Sadly, the synagogue was the last stop on our tour of Prague but even two hours was better than nothing and I can't wait to go back. If you want to hear more, check out Siktilt's great video tour - click the Prague link under Day 1b.

Sunday, December 09, 2007

"Hottest Poker Chick Over 40" Award

To say I am thrilled to win this year's Hottest Poker Chick Over 40 award is something of an underestimate. Shortly after taking hold of the 60 pound bronze-cast Ace of Spades trophy, I was also given the Happiest Recipient Ever award on account of the two-foot grin I had permanently stuck on my face for the next four hours until I fell off my chair at the Aviation Club bar and had to be wheeled home.

Unfortunately owing to time restrictions I wasn't able to give the two-hour speech that I really wanted to. So Here It Is in blog form.

First off, thanks to the organisers of the European Poker Awards, especially Nic Szeremeta. Paris was tres tres gorgeous and - together with my media coaching team Hass and Rury from Siktilt, and my lovely friends Jesse and Mickey May - I had a superb time. Highlights included:
a) gatecrashing Betfair's dinner for Annette15 (thank you Frode and Ollie)
b) seeing the Christmas lights in the Champs Elysses
c) visiting Montmartre and the Sacre-Coeur
d) wearing a dress
e) having a hot date with Benjamin Gallen

Winning the Award was one of the best things that has ever happened to me in my life. I've never won anything. I was suspended as school prefect after only two days and I have never won a Scratchcard lottery ticket. I can't even win a $3 SNG on PokerStars. And I won this award (Casino Staff Person of the Year) for doing something I absolutely love - hanging out at poker tournaments, working with the media, doing little pie-charts showing how many Scandies there are at EPTs (millions), travelling all over Europe, arguing with Conrad Brunner (Head of Communications, EMEA) and stealing bathroom products and ashtrays from luxury hotels. Also I get to work alongside some of the nicest people I've ever met in my life.

There are two people I really wanted to thank for all this: Conrad Brunner and John Duthie. I have known Con for 12 years. We are poker buddies and we also run the Hold'em100 charity poker tournament in London every year in aid of the Royal Marsden. I adore Conrad (this is well-documented) and I love working with him. Conrad got me into PokerStars in the first place by asking me to hand out baseball caps to losers at the very first EPT in Barcelona in 2004. This made me incredibly unpopular with just about everyone at that event and it has been quite hard work ever since to convince them I'm not a total bitch.
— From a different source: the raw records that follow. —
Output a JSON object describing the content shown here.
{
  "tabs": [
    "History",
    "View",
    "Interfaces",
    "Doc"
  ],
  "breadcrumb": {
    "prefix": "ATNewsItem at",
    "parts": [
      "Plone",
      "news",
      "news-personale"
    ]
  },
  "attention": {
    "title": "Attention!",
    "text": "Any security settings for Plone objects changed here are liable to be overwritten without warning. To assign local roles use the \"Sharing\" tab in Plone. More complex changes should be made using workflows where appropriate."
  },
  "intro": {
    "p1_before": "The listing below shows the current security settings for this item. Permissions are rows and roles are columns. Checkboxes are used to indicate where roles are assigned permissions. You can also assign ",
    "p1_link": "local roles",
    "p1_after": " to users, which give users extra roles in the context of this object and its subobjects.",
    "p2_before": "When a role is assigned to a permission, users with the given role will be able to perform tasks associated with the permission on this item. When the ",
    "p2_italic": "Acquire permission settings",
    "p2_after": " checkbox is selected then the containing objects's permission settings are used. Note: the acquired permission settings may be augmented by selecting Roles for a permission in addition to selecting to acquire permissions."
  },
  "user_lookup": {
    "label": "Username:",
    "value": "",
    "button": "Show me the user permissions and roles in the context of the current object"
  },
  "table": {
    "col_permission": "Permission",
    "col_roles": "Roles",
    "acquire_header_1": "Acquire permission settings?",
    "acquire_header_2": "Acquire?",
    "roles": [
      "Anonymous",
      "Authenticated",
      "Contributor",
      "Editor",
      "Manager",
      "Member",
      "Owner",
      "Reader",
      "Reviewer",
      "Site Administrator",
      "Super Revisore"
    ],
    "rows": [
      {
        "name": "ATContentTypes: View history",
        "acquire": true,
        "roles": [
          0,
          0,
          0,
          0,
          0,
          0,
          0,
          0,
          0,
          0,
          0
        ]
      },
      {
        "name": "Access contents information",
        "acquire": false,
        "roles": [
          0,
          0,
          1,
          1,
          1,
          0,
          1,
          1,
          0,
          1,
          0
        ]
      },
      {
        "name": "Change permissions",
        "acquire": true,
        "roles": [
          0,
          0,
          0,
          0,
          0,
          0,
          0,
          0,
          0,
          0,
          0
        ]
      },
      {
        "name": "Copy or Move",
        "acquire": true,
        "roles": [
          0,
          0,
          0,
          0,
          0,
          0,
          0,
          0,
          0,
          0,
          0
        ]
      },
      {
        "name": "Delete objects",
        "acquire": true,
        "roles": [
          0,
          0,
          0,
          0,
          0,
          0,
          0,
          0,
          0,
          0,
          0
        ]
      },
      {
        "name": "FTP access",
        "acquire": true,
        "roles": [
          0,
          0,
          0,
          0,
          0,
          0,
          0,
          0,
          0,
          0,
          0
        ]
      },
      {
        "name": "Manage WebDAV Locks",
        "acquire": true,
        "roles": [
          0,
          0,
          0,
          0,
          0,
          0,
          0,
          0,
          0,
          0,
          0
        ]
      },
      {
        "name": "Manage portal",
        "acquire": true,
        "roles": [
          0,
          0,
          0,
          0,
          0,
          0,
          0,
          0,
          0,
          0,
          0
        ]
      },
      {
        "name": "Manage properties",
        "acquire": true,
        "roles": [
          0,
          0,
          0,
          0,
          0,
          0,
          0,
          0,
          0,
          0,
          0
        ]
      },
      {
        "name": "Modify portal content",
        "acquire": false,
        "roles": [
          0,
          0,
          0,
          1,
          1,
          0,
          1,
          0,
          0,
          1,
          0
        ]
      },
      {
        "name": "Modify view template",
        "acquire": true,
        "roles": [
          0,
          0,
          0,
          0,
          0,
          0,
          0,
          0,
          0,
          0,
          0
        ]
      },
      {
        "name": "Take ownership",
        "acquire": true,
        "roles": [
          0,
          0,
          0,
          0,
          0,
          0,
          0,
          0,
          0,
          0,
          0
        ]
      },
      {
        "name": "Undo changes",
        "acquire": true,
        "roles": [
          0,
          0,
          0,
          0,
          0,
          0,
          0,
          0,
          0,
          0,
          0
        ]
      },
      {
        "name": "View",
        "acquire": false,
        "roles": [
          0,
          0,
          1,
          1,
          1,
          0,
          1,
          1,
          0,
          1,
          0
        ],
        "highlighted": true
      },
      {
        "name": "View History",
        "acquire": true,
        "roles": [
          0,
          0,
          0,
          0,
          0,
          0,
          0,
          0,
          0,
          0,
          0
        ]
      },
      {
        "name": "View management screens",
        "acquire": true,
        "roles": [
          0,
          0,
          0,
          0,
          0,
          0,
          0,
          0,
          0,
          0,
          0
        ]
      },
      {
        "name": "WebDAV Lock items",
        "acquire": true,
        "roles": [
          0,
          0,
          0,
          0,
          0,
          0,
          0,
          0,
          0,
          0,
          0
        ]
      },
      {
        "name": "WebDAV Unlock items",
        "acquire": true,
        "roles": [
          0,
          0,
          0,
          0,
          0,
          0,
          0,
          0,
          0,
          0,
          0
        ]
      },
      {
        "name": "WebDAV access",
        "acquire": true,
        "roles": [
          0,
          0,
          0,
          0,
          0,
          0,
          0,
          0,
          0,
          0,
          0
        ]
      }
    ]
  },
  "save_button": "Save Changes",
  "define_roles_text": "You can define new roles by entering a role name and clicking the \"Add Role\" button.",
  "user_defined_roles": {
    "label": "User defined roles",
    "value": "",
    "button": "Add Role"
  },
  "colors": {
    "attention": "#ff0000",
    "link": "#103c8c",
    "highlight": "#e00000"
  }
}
And then there is John Duthie. John Duthie IS the EPT so without John, I wouldn't have a job and nor would dozens of other people. I adore John Duthie (this is also well-documented) not just because he's is a wonderful and loyal friend but also he's a VISIONARY and it's not often you get to meet one of those.

Lastly and most importantly I want to thank all the journalists who attend the EPTs. You all work incredibly hard. You don't grumble (much). You are great fun to work with and the EPT wouldn't be what it is without you guys. Your enthusiasm has been critical in turning the EPT into a massive success. And without being too disgustingly emotional about it all, I think we've become a rather lovely family. So I will carry on creating little nationality pie-charts for you all, and I hope you will all carry on coming to our tournaments. Many thanks to all of you, Mad Harper (corrections to follow shortly)